**Exercise directions**
Each entry should be returned exactly as written, with no pictures carried over.

**Entries shown**

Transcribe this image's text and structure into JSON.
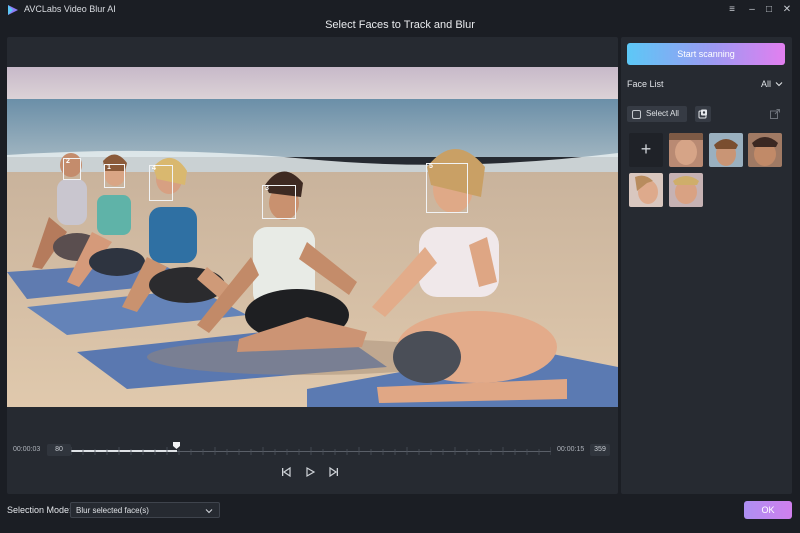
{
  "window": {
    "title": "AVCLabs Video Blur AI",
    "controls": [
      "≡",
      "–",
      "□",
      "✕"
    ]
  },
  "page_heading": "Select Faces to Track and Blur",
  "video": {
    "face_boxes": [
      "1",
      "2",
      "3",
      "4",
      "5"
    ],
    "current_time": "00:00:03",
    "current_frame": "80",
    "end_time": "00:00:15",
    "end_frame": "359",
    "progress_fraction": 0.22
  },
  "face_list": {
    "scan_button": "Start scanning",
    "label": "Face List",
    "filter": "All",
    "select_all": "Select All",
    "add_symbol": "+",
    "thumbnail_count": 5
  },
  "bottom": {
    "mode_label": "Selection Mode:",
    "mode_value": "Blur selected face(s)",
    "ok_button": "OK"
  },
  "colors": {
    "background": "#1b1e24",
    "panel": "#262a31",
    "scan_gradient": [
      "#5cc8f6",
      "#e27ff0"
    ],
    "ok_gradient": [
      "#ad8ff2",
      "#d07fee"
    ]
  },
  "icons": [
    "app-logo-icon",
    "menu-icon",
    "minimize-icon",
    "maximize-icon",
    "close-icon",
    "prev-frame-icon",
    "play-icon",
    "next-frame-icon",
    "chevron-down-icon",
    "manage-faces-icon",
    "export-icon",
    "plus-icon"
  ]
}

**Your solution**
Transcribe this image's text and structure into JSON.
{
  "window": {
    "title": "AVCLabs Video Blur AI",
    "controls": [
      "≡",
      "–",
      "□",
      "✕"
    ]
  },
  "page_heading": "Select Faces to Track and Blur",
  "video": {
    "face_boxes": [
      "1",
      "2",
      "3",
      "4",
      "5"
    ],
    "current_time": "00:00:03",
    "current_frame": "80",
    "end_time": "00:00:15",
    "end_frame": "359",
    "progress_fraction": 0.22
  },
  "face_list": {
    "scan_button": "Start scanning",
    "label": "Face List",
    "filter": "All",
    "select_all": "Select All",
    "add_symbol": "+",
    "thumbnail_count": 5
  },
  "bottom": {
    "mode_label": "Selection Mode:",
    "mode_value": "Blur selected face(s)",
    "ok_button": "OK"
  },
  "colors": {
    "background": "#1b1e24",
    "panel": "#262a31",
    "scan_gradient": [
      "#5cc8f6",
      "#e27ff0"
    ],
    "ok_gradient": [
      "#ad8ff2",
      "#d07fee"
    ]
  },
  "icons": [
    "app-logo-icon",
    "menu-icon",
    "minimize-icon",
    "maximize-icon",
    "close-icon",
    "prev-frame-icon",
    "play-icon",
    "next-frame-icon",
    "chevron-down-icon",
    "manage-faces-icon",
    "export-icon",
    "plus-icon"
  ]
}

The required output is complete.